• AgriHouse received exclusive license for patented leaf sensor technology developed by the University of Colorado
The SG-1000 Leaf Sensor is being used by researchers working in plant growth, as well as in commercial greenhouses; in addition to saving water and preventing loss of plants, the leaf sensor allows for direct measurement of plant hydration, replacing current monitoring technologies that direct watering indirectly from indicators such as soil moisture and air temperature.
In a 2008 test at a U.S. Department of Agriculture (USDA) research farm near Greeley, the company's leaf sensor demonstrated an approximate 25% water savings over conventional watering schedules. (Colorado farmers currently spend more than $100 million annually for water and energy to irrigate their crops.)
Data monitoring captured by the leaf sensor and software also measures plant responses to evaporation, temperature and humidity fluctuations, along with wind gusts, soil moisture levels and natural rainfall. The sensors work in real time, and are functional during the entire growing season for any type of crop.
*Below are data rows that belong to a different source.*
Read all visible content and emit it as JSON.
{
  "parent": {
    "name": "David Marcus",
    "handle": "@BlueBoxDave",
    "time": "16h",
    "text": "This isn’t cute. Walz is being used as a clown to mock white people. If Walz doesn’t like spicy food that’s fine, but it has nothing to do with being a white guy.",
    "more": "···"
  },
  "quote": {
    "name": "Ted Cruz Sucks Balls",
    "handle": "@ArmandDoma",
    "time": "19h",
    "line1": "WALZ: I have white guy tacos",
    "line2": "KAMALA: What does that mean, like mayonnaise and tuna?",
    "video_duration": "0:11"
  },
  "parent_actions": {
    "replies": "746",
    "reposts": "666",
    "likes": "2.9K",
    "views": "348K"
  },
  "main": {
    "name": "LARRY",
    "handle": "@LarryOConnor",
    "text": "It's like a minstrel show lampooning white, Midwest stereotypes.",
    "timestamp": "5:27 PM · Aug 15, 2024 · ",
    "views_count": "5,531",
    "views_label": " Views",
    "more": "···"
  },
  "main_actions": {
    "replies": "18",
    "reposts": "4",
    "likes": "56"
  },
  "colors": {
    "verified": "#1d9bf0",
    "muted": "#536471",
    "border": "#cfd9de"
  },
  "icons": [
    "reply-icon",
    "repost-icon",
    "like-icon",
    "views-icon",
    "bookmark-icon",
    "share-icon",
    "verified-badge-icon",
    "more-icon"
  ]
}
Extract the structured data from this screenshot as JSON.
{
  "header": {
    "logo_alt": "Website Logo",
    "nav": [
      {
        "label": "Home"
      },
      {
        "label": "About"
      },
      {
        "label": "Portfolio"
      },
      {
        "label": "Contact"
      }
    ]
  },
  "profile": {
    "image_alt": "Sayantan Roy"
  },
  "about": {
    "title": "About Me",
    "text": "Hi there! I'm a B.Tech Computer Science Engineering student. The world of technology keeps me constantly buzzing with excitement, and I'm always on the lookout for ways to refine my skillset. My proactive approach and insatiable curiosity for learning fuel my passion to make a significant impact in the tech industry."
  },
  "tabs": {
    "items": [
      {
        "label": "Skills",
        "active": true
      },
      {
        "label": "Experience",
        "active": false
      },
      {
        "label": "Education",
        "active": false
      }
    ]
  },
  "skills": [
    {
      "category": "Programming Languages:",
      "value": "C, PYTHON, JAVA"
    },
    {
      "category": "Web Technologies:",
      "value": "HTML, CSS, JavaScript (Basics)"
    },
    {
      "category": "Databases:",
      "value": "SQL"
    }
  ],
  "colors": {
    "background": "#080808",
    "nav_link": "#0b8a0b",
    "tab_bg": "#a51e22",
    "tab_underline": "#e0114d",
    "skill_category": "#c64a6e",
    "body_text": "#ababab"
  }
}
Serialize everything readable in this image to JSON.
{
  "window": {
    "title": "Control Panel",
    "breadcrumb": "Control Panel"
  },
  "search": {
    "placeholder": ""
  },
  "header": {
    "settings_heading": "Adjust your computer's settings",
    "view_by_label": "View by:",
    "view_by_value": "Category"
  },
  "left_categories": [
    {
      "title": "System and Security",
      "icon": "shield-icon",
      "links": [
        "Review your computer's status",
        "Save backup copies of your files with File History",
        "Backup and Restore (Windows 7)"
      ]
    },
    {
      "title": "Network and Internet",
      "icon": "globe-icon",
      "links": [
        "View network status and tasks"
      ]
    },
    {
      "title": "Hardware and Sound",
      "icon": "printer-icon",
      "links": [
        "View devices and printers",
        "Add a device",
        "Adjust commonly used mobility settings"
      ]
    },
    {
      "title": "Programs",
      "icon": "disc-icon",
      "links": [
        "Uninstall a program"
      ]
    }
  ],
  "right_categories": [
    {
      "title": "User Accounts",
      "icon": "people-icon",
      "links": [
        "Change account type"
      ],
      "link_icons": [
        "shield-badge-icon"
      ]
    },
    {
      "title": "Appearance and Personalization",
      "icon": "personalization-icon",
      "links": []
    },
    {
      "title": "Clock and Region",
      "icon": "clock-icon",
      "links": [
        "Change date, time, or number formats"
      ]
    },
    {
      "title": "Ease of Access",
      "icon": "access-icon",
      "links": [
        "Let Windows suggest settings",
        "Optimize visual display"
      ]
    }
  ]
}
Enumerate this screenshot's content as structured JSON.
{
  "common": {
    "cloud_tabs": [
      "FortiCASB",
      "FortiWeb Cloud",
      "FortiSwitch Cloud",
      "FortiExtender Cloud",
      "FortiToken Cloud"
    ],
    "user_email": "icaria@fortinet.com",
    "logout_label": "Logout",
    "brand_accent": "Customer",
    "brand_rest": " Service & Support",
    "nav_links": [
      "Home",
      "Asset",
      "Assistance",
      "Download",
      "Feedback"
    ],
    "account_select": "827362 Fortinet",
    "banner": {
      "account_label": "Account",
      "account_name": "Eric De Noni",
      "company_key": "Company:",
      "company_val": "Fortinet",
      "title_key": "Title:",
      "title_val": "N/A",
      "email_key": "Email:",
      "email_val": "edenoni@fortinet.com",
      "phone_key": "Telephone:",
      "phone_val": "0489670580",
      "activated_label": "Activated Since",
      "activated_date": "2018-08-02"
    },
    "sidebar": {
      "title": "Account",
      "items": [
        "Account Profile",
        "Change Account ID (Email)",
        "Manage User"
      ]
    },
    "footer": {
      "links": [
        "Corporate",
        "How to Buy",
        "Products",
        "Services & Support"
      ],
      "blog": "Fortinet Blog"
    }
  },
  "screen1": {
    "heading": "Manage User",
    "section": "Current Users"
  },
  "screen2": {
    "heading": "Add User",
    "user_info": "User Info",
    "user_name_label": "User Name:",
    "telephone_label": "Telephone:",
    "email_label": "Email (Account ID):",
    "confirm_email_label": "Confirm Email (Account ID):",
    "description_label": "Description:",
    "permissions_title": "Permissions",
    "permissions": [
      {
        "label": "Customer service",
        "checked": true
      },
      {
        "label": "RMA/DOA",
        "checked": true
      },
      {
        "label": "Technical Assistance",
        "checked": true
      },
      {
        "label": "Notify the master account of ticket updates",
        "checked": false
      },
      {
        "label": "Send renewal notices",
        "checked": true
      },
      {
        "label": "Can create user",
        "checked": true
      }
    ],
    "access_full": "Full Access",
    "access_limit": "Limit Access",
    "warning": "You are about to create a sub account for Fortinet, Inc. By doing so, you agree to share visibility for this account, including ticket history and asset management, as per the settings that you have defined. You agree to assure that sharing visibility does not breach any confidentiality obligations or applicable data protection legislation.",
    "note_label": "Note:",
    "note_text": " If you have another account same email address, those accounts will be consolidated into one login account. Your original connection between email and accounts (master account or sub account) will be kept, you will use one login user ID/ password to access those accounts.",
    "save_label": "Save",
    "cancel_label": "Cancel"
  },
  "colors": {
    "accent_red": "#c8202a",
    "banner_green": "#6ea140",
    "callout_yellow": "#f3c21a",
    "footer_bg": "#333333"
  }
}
"Because of its low-profile and non-intrusive features, the sensor can benefit researchers needing to better understand water flow mechanics, nutrient uptake and yield performance," says Richard Stoner, founder and president of AgriHouse. "The SG-1000 Leaf Sensor is another tool in the farmer's toolbox for controlling and lowering the cost of on the farm inputs. It is simply smart sense for water management and water & energy conservation."
The sensors work by combining magnetic resistance and radio frequency to enable on-demand watering, providing a localized alternative to current technologies of soil-based moisture monitoring and aerial infrared imaging. The technology was developed in the University of Colorado Department of Aerospace Engineering, and was the subject of a $150,000 Small Business Technology Transfer grant from the National Science Foundation (NSF) in 2008. The first patent covering the technology was granted in the 4th quarter of 2009.
"AgriHouse has been extremely efficient in converting this technology from lab demonstration to pilot production," said Ted Weverka, a licensing manager at the University of Colorado Technology Transfer Office. "They get the technology in front of the customer, get feedback and launch product without delay."
AgriHouse is currently beta-testing wireless versions of the sensor, which would enable use in home gardeners, greenhouses, farmers and other large-scale operations. Both the current version and the wireless leaf sensor interface seamlessly into precision irrigation control software developed by AgriHouse
AgriHouse is a leading edge agri-biotechnology company offering advance high performance food production systems for earth and space. AgriHouse was found in 1992 by Richard Stoner and Dr. Ken Knutson, Plant Pathologist, Colorado State University. The company has a broad portfolio of IP and patents to deliver cost effective green technologies to increase food production, conserve water and natural resources, reduce the reliance on toxic pesticides, and allow plants to regulate their own environmental needs through intelligent bio-feed systems.
In 2009 AgriHouse released its ODC™ Colloidal Chitosan for beetle kill protection. The USDA Forest Service tested ODC in 2008, on pine trees. ODC significantly increased (40%) pine resin pitch-out revealing a potential reduction (37%) in beetle eggs in pine trees. ODC was first sponsored by BioServe Space Technologies, NASA-sponsored Research Partnership Center, aboard the space shuttle. BioServe is located on the campus of the University of Colorado, Boulder, CO.